My daughter won first place in the beginner category at the EWU Climbtastic Voyage climbing competition on Saturday. And I was there for part of it!
Although daughter has done a tiny bit of climbing before, she recently joined her university climbing club. The Northwest Collegiate Climbing Circuit (NC3) provides a series of bouldering competitions at several universities across the Pacific Northwest. The first comp for 2013 was close to me so not only did I get to see Daughter, but also saw her climb.
Here is what I learned.
- Bouldering is a style of rock climbing. No ropes are involved and the climbs are usually no higher than 12 feet.
- Bouldering mats (crash pads) are placed under the climbing area to avoid injury on a fall.
- Spotters are fellow climbers that help direct a falling climber towards the crash pad.
- Points are given based on the route problem level. You only get points if you successfully reach (touch) the top hold for that problem. Receive extra points if you flash (successful on first attempt).
- The problems are color-coded and the points for that problem are listed. For example, if you choose the red problem, you must start at the red starting position and use only red holds (for hands and feet) to get to the red top/end of that problem. Very analytical.
- A climber has 5 attempts for a problem. At the end, all points are added up. The most points per category wins.
It was very crowded at the comp I attended, thus difficult to watch or video anything. Although Daughter flashed several attempts, I was not lucky enough to video those. I did get a video of her boyfriend flashing one of his problems though.

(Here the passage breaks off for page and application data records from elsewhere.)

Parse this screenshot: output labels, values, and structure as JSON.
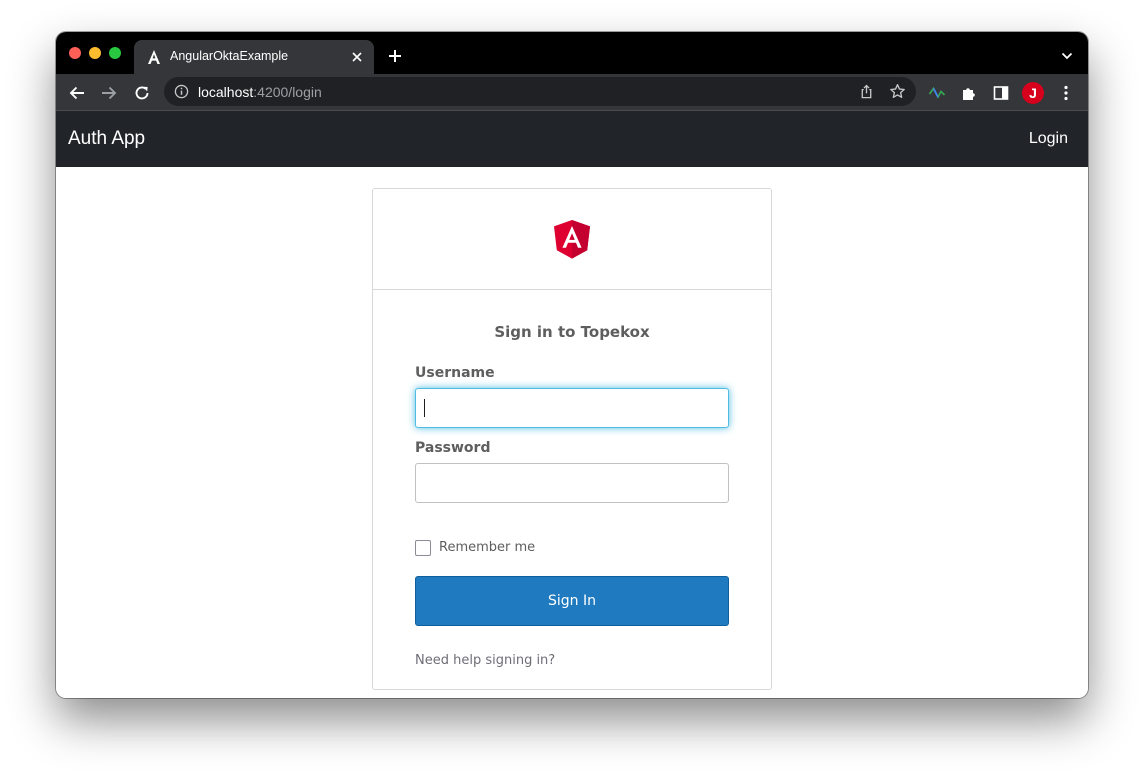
{
  "browser": {
    "tab_title": "AngularOktaExample",
    "url_host": "localhost",
    "url_path": ":4200/login",
    "profile_initial": "J",
    "icons": [
      "angular-favicon-icon",
      "close-icon",
      "plus-icon",
      "chevron-down-icon",
      "back-icon",
      "forward-icon",
      "reload-icon",
      "info-icon",
      "share-icon",
      "star-icon",
      "extension-pulse-icon",
      "puzzle-icon",
      "sidebar-icon",
      "kebab-menu-icon"
    ]
  },
  "navbar": {
    "brand": "Auth App",
    "login_link": "Login"
  },
  "signin": {
    "title": "Sign in to Topekox",
    "username_label": "Username",
    "username_value": "",
    "password_label": "Password",
    "password_value": "",
    "remember_label": "Remember me",
    "remember_checked": false,
    "submit_label": "Sign In",
    "help_link": "Need help signing in?"
  },
  "colors": {
    "navbar_bg": "#212529",
    "button_bg": "#1f7ac0",
    "focus_ring": "#51bce3",
    "angular_red": "#dd0031"
  }
}
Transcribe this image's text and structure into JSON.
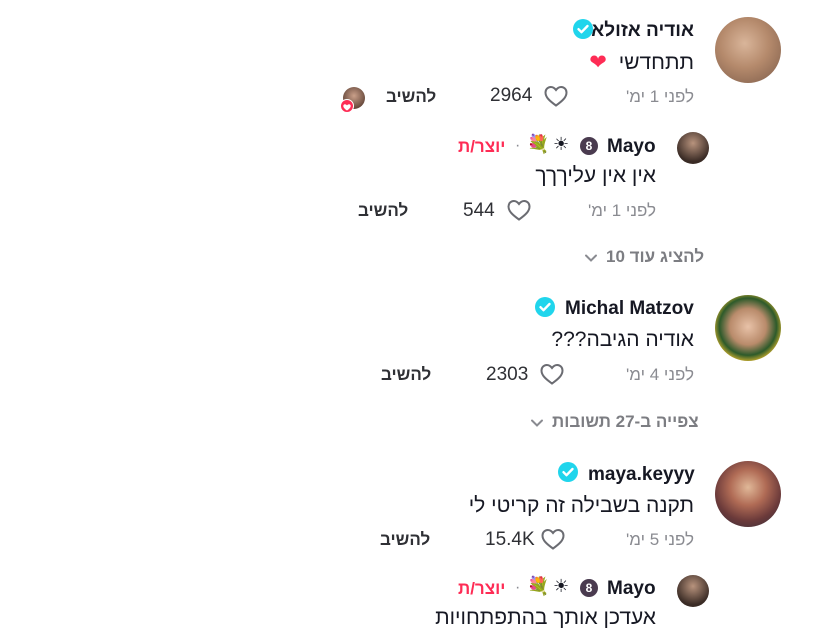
{
  "colors": {
    "verified": "#20d5ec",
    "creator": "#fe2c55",
    "muted": "#8a8b91",
    "heart_badge": "#fe2c55"
  },
  "comments": [
    {
      "username": "אודיה אזולאי",
      "verified": true,
      "text": "תתחדשי",
      "emoji": "❤",
      "time": "לפני 1 ימ'",
      "likes": "2964",
      "reply": "להשיב"
    },
    {
      "username": "Mayo",
      "badges": [
        "🌼",
        "☀",
        "💐"
      ],
      "separator": "·",
      "creator_label": "יוצר/ת",
      "text": "אין אין עליךךך",
      "time": "לפני 1 ימ'",
      "likes": "544",
      "reply": "להשיב"
    },
    {
      "view_more": "להציג עוד 10"
    },
    {
      "username": "Michal Matzov",
      "verified": true,
      "text": "אודיה הגיבה???",
      "time": "לפני 4 ימ'",
      "likes": "2303",
      "reply": "להשיב"
    },
    {
      "view_replies": "צפייה ב-27 תשובות"
    },
    {
      "username": "maya.keyyy",
      "verified": true,
      "text": "תקנה בשבילה זה קריטי לי",
      "time": "לפני 5 ימ'",
      "likes": "15.4K",
      "reply": "להשיב"
    },
    {
      "username": "Mayo",
      "badges": [
        "🌼",
        "☀",
        "💐"
      ],
      "separator": "·",
      "creator_label": "יוצר/ת",
      "text": "אעדכן אותך בהתפתחויות"
    }
  ]
}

Here are a few of my personal observations.
- The competitors seemed to be generally helpful to each other. Spotters were always there.
- I saw several people offering assistance to others by pointing out potential holds.
- Everyone cheered when a difficult problem was successful.
It was a good learning experience for me and although it was hot and crowded (two conditions with which I have issues), I was glad I went. And this madre is so proud of Daughter!